Have you started your countdown clocks yet? It looks like it’s definitely happening this year on Oct. 1, 2014. The transitions from ICD-9 to ICD-10 coding will 100% absolutely take effect for the entire healthcare system, including therapy. So what is this big change all about? Per CMS, there are a couple of key facts everyone should be preparing for.

1.     ICD-10 compliance means that a HIPAA-covered entity uses ICD-10 codes for healthcare services provided on or after Oct. 1, 2014. ICD-9 diagnosis and inpatient procedure codes CANNOT be used for services provided on or after this date.

2.     The transition to ICD-10 does NOT affect CPT coding for billing purposes. Like ICD-9 procedure codes, CPT coding will continue to be used in conjunction with the ICD-coding.

3.     Even if you don’t directly bill to Medicare, you are still required to change to the ICD-10 coding system. This includes Medicaid, private insurance and anytime or place you currently use ICD-9 coding.

4.     Timing is everything. You CANNOT transition early and must follow the October 1, 2014, implementation/compliance dates.  Testing claims and other types of quality reporting are allowed, but submitting claims for actual reimbursement must follow the set timelines.

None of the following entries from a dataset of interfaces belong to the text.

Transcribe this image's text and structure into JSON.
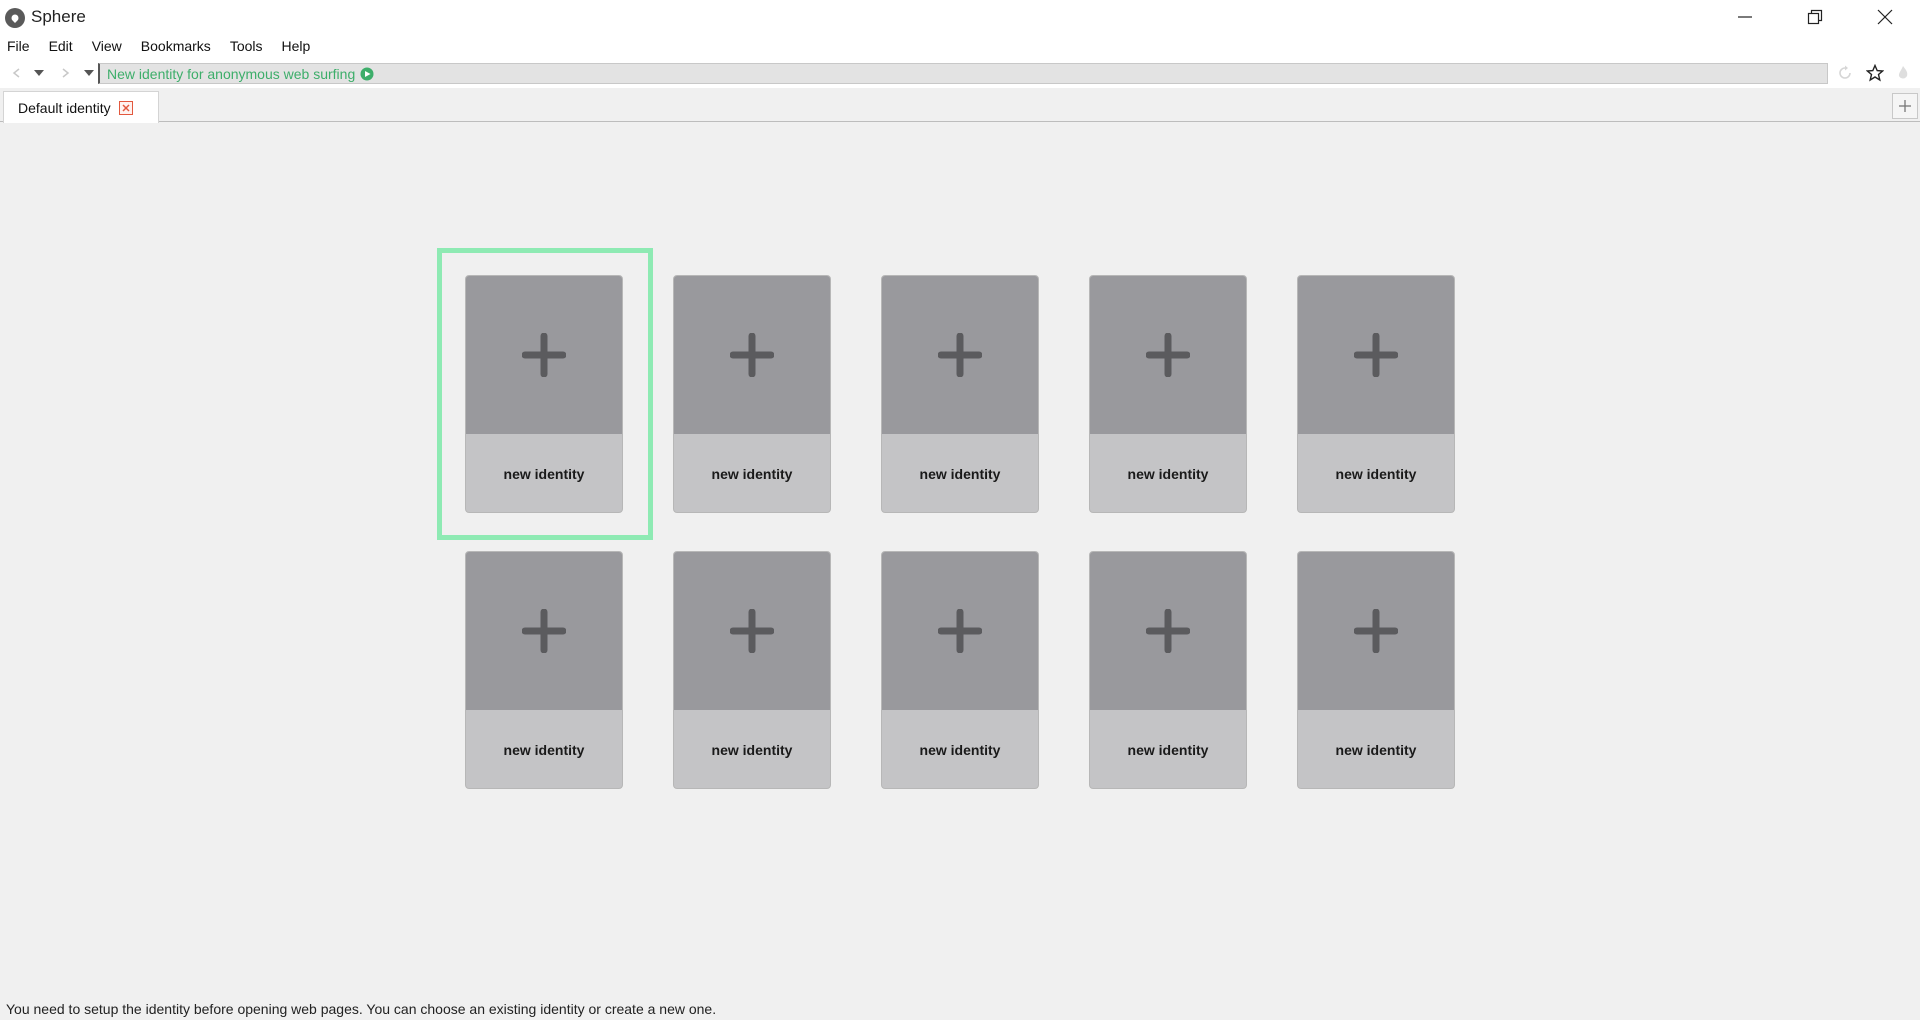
{
  "window": {
    "title": "Sphere"
  },
  "menu": [
    "File",
    "Edit",
    "View",
    "Bookmarks",
    "Tools",
    "Help"
  ],
  "address_bar": {
    "text": "New identity for anonymous web surfing"
  },
  "tabs": [
    {
      "label": "Default identity"
    }
  ],
  "identity_grid": {
    "selected_index": 0,
    "cards": [
      {
        "label": "new identity"
      },
      {
        "label": "new identity"
      },
      {
        "label": "new identity"
      },
      {
        "label": "new identity"
      },
      {
        "label": "new identity"
      },
      {
        "label": "new identity"
      },
      {
        "label": "new identity"
      },
      {
        "label": "new identity"
      },
      {
        "label": "new identity"
      },
      {
        "label": "new identity"
      }
    ]
  },
  "status": {
    "message": "You need to setup the identity before opening web pages. You can choose an existing identity or create a new one."
  },
  "colors": {
    "accent": "#3dae6a",
    "selection": "#8eeab3",
    "card_top": "#99999d",
    "card_bottom": "#c4c4c6"
  }
}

5.     Healthcare providers should be talking to their software vendors and billing departments to discuss the readiness plans, milestone timelines for testing and implementation, availability, and training.

The ICD-10 codes give healthcare providers greater specificity and exactness in describing a patient’s diagnosis and in classifying inpatient procedures. The new coding system also will accommodate newly developed diagnoses and procedures, innovation in technology and treatment, performance-based payment systems, and more accurate billing. ICD-10 coding will make the billing process more streamlined and efficient, and this will allow for more precise methods of detecting fraud.

To view more of the training material issued by CMS, please click here. The information shared with this blog is from the ICD-10 FAQS which are located at this website.

As therapists, we are often overwhelmed with changes of this magnitude. But if we can start the planning stages, we can target April 1, 2014, as the six-month marker, and hopefully enjoy a successful transition phase.


Shelly Mesure (“measure”), MS, OTR/L, is the senior vice president of Orchestrall Rehab Solutions and owner of A Mesured Solution Inc., a rehabilitation management consultancy with clients nationwide. A former corporate and program director for major long-term care providers, she is a veteran speaker and writer on therapy and reimbursement issues.